Our experience shows statistically significant decrease of estimated blood loss, operative time, and low grade postoperative morbidities that can be interpreted as a crucial improvement to ensure patients’ safety. The low incidence of high grade postoperative complication, as well as the low rate of readmissions, clearly demonstrates the ability of the robotic approach to minimize surgical impact. This turned to be even more important in the context of cirrhotic patients, which is evident in our cohort where 16.7% were Child B patients. In this setting of reduced liver function and functional reserve, we can benefit from gentle manipulation on the liver, respect of the venous shunts, and limited surgical trauma [20, 21]. Moreover, the results were confirmed also among the HCC subgroup (17 patients in the first group and 18 patients in the second group, p=0.79) and a safe resection was granted achieving always a negative margin in both populations (mean 10.4 cm and 17.1 cm, median 10 cm and 11 cm, respectively, p=0.22).

Indication to surgery and type of resection did not differ significantly between the two periods, and the different rate of major hepatectomies is not effect of patient selection. Moreover, after stratifying patients according to the score proposed by Wakabayashi and colleagues, we found that the two populations did not differ in terms of difficulty of the procedures. That means that the improvement observed is actually due to better surgical performances. Moreover, the incidence of intermediate level of difficulty prevailed in a statistically significant fashion over the study period. It may seem surprising, but it should be kept in mind that even if it represents the beginning of the robotic activity, the surgeon performing the procedures was already skilled in HPB and minimally invasive surgery [14]. The cultural background is crucial to develop new techniques, and our results mirror the experience of our center in the management of HPB surgery and postoperative care. We may hypothesize that the learning curve of residents and fellows should be focused on the correct use of the robotic platform, starting with easier procedures to get more confident with the console and the cart. Conversely, fully trained surgeons, in high volume referral centers, can approach intermediate level procedures along with some higher level ones. In the latter scenario, we showed that significant improvements in short-term surgical outcomes can be achieved after 30 cases. The development of robotic surgery for complex operations should be encouraged, but high quality standards and an ethics-driven surgical growth must be guaranteed [21].

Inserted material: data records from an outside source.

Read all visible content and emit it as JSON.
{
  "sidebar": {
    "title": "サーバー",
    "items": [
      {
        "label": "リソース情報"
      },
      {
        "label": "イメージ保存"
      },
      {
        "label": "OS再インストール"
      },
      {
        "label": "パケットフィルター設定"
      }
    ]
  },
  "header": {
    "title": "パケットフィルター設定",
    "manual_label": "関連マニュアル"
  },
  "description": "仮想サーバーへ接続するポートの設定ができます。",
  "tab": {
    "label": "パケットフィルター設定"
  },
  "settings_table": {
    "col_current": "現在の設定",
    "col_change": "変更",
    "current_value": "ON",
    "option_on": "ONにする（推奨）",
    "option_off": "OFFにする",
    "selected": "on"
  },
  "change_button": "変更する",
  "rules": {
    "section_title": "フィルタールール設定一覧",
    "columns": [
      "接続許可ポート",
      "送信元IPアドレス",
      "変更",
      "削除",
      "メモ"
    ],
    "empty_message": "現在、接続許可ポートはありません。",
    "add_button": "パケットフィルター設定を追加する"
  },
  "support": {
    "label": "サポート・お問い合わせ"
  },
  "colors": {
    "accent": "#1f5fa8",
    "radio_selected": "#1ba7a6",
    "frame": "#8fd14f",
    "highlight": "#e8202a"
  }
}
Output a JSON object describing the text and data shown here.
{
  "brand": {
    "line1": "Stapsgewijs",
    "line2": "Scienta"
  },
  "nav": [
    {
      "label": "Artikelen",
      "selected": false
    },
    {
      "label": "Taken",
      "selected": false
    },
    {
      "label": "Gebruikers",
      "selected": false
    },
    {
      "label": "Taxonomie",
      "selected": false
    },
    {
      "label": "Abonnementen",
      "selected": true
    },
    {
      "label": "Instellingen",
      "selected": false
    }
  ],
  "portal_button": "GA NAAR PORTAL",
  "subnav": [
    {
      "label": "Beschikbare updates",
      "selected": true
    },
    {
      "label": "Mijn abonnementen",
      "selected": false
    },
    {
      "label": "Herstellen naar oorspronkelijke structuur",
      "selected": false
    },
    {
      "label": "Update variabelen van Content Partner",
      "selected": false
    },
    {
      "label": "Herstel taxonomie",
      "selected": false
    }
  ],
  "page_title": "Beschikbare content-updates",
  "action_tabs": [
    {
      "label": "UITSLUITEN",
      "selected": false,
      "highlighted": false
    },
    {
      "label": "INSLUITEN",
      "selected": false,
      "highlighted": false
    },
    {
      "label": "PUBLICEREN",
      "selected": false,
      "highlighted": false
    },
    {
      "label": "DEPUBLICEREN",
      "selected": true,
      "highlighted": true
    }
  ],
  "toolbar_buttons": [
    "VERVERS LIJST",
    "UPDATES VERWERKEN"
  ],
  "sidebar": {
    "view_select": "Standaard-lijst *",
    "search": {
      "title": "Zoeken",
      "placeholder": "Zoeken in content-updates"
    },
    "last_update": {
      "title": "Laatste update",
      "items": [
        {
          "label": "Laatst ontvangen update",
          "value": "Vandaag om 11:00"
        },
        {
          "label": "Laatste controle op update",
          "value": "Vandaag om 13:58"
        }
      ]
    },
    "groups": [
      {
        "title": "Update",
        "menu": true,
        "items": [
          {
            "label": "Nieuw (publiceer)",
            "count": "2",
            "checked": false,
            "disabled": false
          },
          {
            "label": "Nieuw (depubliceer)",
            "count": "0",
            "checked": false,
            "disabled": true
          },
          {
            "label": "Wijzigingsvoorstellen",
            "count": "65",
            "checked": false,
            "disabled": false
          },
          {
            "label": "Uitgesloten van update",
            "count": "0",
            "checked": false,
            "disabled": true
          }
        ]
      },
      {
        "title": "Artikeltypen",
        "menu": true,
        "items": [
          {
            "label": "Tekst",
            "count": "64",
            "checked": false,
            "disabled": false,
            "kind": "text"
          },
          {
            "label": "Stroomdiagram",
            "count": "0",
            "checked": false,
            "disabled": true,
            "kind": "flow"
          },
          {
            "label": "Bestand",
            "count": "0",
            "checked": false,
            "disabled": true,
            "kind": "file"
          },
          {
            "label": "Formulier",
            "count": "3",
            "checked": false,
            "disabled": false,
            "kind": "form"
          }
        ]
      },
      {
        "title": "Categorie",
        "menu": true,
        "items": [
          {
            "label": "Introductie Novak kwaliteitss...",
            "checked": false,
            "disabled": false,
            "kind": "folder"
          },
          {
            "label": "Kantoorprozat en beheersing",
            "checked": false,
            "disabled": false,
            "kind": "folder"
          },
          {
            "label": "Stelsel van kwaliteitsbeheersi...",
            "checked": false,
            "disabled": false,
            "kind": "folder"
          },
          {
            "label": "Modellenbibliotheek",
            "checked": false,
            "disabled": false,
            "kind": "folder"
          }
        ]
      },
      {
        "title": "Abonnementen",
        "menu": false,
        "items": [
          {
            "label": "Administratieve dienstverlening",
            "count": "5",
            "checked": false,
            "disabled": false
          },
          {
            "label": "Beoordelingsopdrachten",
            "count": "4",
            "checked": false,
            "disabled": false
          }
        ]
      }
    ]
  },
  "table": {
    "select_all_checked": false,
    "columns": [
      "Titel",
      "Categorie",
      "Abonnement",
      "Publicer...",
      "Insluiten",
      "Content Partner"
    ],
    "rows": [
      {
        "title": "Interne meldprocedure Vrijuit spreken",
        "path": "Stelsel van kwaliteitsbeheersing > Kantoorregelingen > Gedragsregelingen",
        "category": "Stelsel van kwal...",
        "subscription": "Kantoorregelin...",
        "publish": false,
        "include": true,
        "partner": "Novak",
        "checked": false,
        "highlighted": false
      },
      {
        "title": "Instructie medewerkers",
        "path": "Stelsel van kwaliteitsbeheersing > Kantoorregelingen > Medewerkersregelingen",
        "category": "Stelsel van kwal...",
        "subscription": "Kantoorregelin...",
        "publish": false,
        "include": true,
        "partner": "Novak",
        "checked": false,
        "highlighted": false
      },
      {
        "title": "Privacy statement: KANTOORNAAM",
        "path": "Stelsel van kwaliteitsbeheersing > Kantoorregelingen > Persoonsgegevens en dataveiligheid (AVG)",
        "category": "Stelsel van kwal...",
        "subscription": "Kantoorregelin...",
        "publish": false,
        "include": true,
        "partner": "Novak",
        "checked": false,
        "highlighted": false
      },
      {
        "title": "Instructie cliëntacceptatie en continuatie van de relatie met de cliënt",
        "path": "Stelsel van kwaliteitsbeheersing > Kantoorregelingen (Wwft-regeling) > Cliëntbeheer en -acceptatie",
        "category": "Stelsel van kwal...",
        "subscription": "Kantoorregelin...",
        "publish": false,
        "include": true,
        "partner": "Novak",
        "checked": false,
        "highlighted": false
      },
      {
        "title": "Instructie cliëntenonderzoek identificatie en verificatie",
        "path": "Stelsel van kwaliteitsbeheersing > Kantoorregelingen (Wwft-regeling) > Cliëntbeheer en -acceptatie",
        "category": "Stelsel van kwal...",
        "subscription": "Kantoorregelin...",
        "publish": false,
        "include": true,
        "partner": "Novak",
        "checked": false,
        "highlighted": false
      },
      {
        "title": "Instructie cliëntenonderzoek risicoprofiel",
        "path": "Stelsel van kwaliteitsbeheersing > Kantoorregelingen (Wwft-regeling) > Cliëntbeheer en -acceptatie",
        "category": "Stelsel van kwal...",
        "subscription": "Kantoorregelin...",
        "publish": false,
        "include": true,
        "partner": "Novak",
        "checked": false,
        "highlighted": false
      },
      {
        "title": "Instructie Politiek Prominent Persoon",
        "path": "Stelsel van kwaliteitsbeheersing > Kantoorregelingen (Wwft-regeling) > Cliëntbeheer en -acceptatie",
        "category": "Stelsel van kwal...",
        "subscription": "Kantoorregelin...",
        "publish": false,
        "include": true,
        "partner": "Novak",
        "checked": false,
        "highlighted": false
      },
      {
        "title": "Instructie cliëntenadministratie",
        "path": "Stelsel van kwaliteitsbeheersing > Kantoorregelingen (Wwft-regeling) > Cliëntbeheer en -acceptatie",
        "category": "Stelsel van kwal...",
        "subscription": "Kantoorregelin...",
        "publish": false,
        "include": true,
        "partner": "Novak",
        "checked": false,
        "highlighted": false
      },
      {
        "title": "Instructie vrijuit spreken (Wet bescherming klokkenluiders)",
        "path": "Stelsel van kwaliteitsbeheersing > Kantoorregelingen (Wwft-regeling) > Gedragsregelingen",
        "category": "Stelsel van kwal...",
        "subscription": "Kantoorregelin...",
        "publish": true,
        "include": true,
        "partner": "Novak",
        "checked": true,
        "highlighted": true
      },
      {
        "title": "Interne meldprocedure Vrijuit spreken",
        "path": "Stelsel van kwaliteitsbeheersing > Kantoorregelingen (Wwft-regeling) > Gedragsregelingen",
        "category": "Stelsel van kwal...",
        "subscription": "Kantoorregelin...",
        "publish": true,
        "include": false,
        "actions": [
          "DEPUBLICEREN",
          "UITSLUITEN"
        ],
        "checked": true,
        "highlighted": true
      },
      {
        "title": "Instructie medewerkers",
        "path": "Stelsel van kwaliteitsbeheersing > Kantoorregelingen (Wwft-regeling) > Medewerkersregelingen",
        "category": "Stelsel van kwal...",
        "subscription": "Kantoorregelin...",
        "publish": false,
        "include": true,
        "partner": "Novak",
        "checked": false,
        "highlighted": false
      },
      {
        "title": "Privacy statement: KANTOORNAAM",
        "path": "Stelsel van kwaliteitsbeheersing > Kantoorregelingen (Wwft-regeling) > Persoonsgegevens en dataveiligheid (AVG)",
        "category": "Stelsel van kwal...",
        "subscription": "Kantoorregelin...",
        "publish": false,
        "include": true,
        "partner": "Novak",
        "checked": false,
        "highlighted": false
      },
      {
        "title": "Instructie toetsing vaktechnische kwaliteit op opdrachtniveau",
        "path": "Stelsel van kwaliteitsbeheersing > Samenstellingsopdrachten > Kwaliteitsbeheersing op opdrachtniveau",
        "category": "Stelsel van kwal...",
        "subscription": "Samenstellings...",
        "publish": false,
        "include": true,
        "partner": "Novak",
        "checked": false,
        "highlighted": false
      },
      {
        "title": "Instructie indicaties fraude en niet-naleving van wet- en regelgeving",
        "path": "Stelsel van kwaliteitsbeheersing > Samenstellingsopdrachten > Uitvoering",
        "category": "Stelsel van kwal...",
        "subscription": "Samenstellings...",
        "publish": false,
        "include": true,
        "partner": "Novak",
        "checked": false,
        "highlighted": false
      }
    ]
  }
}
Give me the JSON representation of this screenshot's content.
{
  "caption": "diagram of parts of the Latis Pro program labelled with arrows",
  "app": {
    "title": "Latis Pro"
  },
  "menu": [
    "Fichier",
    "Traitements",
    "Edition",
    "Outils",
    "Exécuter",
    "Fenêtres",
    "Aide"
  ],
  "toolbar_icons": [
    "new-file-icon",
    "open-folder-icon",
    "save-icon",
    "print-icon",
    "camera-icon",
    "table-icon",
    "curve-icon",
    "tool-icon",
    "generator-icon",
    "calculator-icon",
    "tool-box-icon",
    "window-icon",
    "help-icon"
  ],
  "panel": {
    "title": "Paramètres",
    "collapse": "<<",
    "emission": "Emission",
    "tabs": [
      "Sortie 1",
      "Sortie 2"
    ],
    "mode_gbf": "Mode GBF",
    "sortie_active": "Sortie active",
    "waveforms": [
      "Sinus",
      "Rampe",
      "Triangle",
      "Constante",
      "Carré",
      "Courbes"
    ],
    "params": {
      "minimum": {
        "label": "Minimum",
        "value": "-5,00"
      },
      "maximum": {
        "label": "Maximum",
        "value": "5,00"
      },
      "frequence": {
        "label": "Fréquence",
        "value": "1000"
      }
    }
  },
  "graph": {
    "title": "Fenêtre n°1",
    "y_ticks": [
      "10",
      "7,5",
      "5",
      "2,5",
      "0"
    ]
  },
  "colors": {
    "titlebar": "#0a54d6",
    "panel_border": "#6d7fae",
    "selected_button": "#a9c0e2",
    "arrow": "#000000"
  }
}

5. Conclusions

Robotic approach proved to be safe and effective for the surgical treatment of liver diseases. In our experience, when analyzing the effects of a “mid-term activity,” a statistically significant improvement in both intra- and postoperative outcomes can be noticed. However, more studies are needed to confirm such results outside a HPB referral center. This is crucial, in particular to develop formal credentialing protocols for both junior and senior surgeons.

Data Availability

The data used to support the findings of this study are included within the article.


This study was presented at ACS Clinical Congress 2017, October 22-26, San Diego (CA), USA.

Conflicts of Interest

The authors declare that they have no conflicts of interest.